A precise repetition of every line below is the required answer.

Data items:
++++

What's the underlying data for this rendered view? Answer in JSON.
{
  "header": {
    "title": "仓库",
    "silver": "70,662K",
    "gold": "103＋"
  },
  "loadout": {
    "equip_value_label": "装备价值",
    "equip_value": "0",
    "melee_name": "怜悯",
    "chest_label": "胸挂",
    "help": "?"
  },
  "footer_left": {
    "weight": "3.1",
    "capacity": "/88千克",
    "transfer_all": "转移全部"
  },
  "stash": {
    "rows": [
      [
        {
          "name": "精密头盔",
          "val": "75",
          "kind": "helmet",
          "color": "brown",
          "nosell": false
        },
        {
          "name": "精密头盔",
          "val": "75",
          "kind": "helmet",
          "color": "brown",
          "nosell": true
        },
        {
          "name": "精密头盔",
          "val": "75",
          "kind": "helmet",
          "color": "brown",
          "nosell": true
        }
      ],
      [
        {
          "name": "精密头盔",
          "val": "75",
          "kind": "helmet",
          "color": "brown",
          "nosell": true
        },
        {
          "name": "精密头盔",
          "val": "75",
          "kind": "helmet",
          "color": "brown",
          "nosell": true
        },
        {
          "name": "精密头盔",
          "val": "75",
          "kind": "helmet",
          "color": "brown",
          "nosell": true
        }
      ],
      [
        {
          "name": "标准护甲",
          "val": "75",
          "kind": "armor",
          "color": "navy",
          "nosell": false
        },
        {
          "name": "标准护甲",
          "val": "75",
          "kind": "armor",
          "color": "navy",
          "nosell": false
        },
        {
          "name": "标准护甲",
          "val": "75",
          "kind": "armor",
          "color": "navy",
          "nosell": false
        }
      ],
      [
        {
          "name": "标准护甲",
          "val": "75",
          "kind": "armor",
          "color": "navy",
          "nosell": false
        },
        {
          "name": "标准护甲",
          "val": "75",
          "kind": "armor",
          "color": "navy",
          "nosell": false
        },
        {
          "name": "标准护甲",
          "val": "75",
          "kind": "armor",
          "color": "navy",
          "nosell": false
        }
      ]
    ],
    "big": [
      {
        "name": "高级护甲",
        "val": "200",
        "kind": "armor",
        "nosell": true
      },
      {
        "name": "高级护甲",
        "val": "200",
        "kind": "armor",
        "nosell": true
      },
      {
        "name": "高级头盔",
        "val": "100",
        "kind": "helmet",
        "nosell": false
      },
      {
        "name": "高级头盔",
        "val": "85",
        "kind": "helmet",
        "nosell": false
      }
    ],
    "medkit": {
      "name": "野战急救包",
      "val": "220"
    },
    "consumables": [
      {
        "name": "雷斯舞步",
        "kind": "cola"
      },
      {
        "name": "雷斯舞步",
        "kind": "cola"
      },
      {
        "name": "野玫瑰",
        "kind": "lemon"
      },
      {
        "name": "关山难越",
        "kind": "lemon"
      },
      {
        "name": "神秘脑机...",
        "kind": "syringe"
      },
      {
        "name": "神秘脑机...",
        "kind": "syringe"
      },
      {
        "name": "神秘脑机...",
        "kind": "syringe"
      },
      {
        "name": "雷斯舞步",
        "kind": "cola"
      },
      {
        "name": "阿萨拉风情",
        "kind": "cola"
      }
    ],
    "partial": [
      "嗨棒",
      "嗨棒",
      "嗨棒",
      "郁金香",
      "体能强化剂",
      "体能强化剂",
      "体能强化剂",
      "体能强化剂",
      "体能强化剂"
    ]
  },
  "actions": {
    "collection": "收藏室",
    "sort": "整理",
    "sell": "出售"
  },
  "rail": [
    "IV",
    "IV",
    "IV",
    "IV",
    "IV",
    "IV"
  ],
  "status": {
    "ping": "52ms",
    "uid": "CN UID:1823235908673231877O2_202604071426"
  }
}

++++

> [YOUR RESPONSE]:
What's the underlying data for this rendered view? Answer in JSON.
{
  "header": {
    "title": "仓库",
    "silver": "70,662K",
    "gold": "103＋"
  },
  "loadout": {
    "equip_value_label": "装备价值",
    "equip_value": "0",
    "melee_name": "怜悯",
    "chest_label": "胸挂",
    "help": "?"
  },
  "footer_left": {
    "weight": "3.1",
    "capacity": "/88千克",
    "transfer_all": "转移全部"
  },
  "stash": {
    "rows": [
      [
        {
          "name": "精密头盔",
          "val": "75",
          "kind": "helmet",
          "color": "brown",
          "nosell": false
        },
        {
          "name": "精密头盔",
          "val": "75",
          "kind": "helmet",
          "color": "brown",
          "nosell": true
        },
        {
          "name": "精密头盔",
          "val": "75",
          "kind": "helmet",
          "color": "brown",
          "nosell": true
        }
      ],
      [
        {
          "name": "精密头盔",
          "val": "75",
          "kind": "helmet",
          "color": "brown",
          "nosell": true
        },
        {
          "name": "精密头盔",
          "val": "75",
          "kind": "helmet",
          "color": "brown",
          "nosell": true
        },
        {
          "name": "精密头盔",
          "val": "75",
          "kind": "helmet",
          "color": "brown",
          "nosell": true
        }
      ],
      [
        {
          "name": "标准护甲",
          "val": "75",
          "kind": "armor",
          "color": "navy",
          "nosell": false
        },
        {
          "name": "标准护甲",
          "val": "75",
          "kind": "armor",
          "color": "navy",
          "nosell": false
        },
        {
          "name": "标准护甲",
          "val": "75",
          "kind": "armor",
          "color": "navy",
          "nosell": false
        }
      ],
      [
        {
          "name": "标准护甲",
          "val": "75",
          "kind": "armor",
          "color": "navy",
          "nosell": false
        },
        {
          "name": "标准护甲",
          "val": "75",
          "kind": "armor",
          "color": "navy",
          "nosell": false
        },
        {
          "name": "标准护甲",
          "val": "75",
          "kind": "armor",
          "color": "navy",
          "nosell": false
        }
      ]
    ],
    "big": [
      {
        "name": "高级护甲",
        "val": "200",
        "kind": "armor",
        "nosell": true
      },
      {
        "name": "高级护甲",
        "val": "200",
        "kind": "armor",
        "nosell": true
      },
      {
        "name": "高级头盔",
        "val": "100",
        "kind": "helmet",
        "nosell": false
      },
      {
        "name": "高级头盔",
        "val": "85",
        "kind": "helmet",
        "nosell": false
      }
    ],
    "medkit": {
      "name": "野战急救包",
      "val": "220"
    },
    "consumables": [
      {
        "name": "雷斯舞步",
        "kind": "cola"
      },
      {
        "name": "雷斯舞步",
        "kind": "cola"
      },
      {
        "name": "野玫瑰",
        "kind": "lemon"
      },
      {
        "name": "关山难越",
        "kind": "lemon"
      },
      {
        "name": "神秘脑机...",
        "kind": "syringe"
      },
      {
        "name": "神秘脑机...",
        "kind": "syringe"
      },
      {
        "name": "神秘脑机...",
        "kind": "syringe"
      },
      {
        "name": "雷斯舞步",
        "kind": "cola"
      },
      {
        "name": "阿萨拉风情",
        "kind": "cola"
      }
    ],
    "partial": [
      "嗨棒",
      "嗨棒",
      "嗨棒",
      "郁金香",
      "体能强化剂",
      "体能强化剂",
      "体能强化剂",
      "体能强化剂",
      "体能强化剂"
    ]
  },
  "actions": {
    "collection": "收藏室",
    "sort": "整理",
    "sell": "出售"
  },
  "rail": [
    "IV",
    "IV",
    "IV",
    "IV",
    "IV",
    "IV"
  ],
  "status": {
    "ping": "52ms",
    "uid": "CN UID:1823235908673231877O2_202604071426"
  }
}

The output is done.